Work required
In the entries that follow, locate the line with "Enumerate this screenshot's", then restate that line and all later lines exactly as they appear, leaving pictures out.

■ ■ ■ ■

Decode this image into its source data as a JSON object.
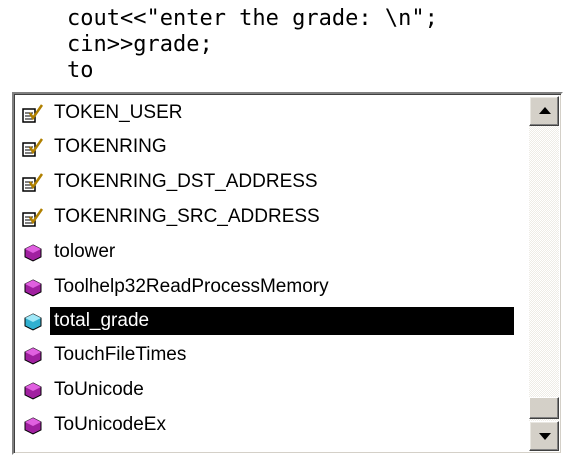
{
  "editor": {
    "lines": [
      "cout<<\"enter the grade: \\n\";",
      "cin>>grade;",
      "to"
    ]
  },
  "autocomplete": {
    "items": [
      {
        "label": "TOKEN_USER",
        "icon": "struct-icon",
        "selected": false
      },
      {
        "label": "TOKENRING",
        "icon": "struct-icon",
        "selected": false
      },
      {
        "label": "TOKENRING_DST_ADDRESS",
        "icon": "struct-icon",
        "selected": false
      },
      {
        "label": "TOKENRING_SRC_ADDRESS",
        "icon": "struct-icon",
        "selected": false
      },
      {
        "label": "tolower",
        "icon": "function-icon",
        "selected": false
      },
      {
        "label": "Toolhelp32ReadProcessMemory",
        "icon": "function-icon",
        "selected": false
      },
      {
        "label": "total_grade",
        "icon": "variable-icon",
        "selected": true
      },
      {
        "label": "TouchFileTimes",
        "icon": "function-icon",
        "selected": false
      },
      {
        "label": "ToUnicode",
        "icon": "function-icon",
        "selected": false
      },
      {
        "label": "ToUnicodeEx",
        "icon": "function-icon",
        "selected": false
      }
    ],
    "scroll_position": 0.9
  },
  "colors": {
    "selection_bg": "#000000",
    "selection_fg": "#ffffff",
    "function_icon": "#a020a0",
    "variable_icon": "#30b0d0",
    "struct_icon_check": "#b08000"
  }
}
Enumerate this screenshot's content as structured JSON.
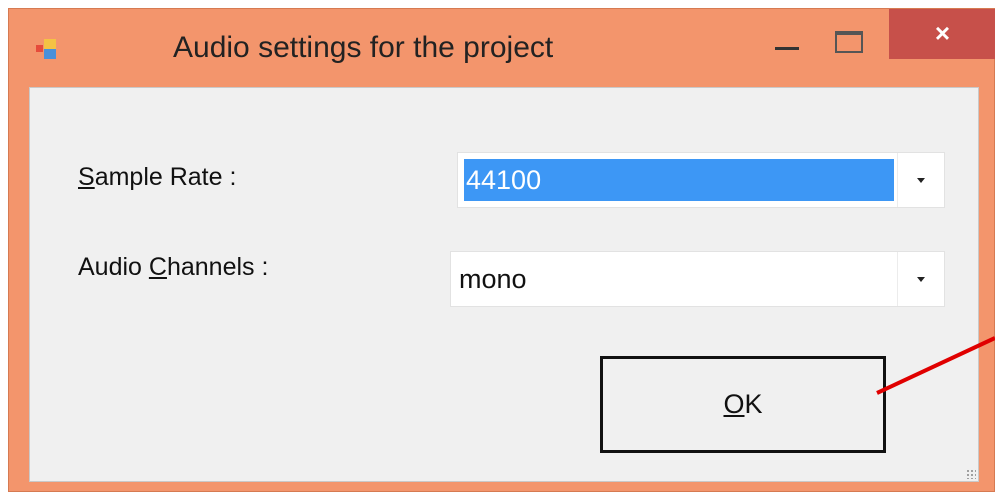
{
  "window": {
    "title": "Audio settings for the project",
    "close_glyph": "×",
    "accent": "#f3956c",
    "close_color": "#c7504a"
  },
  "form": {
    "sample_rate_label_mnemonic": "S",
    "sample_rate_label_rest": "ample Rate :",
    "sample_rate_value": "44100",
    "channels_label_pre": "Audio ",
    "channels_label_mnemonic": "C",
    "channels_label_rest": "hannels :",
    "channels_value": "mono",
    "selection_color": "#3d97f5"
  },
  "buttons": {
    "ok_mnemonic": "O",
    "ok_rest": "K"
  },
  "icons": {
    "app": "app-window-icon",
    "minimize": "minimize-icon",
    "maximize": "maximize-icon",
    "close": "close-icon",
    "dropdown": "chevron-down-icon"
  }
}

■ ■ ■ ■

Response
Enumerate this screenshot's content as structured JSON.
{
  "window": {
    "title": "Audio settings for the project",
    "close_glyph": "×",
    "accent": "#f3956c",
    "close_color": "#c7504a"
  },
  "form": {
    "sample_rate_label_mnemonic": "S",
    "sample_rate_label_rest": "ample Rate :",
    "sample_rate_value": "44100",
    "channels_label_pre": "Audio ",
    "channels_label_mnemonic": "C",
    "channels_label_rest": "hannels :",
    "channels_value": "mono",
    "selection_color": "#3d97f5"
  },
  "buttons": {
    "ok_mnemonic": "O",
    "ok_rest": "K"
  },
  "icons": {
    "app": "app-window-icon",
    "minimize": "minimize-icon",
    "maximize": "maximize-icon",
    "close": "close-icon",
    "dropdown": "chevron-down-icon"
  }
}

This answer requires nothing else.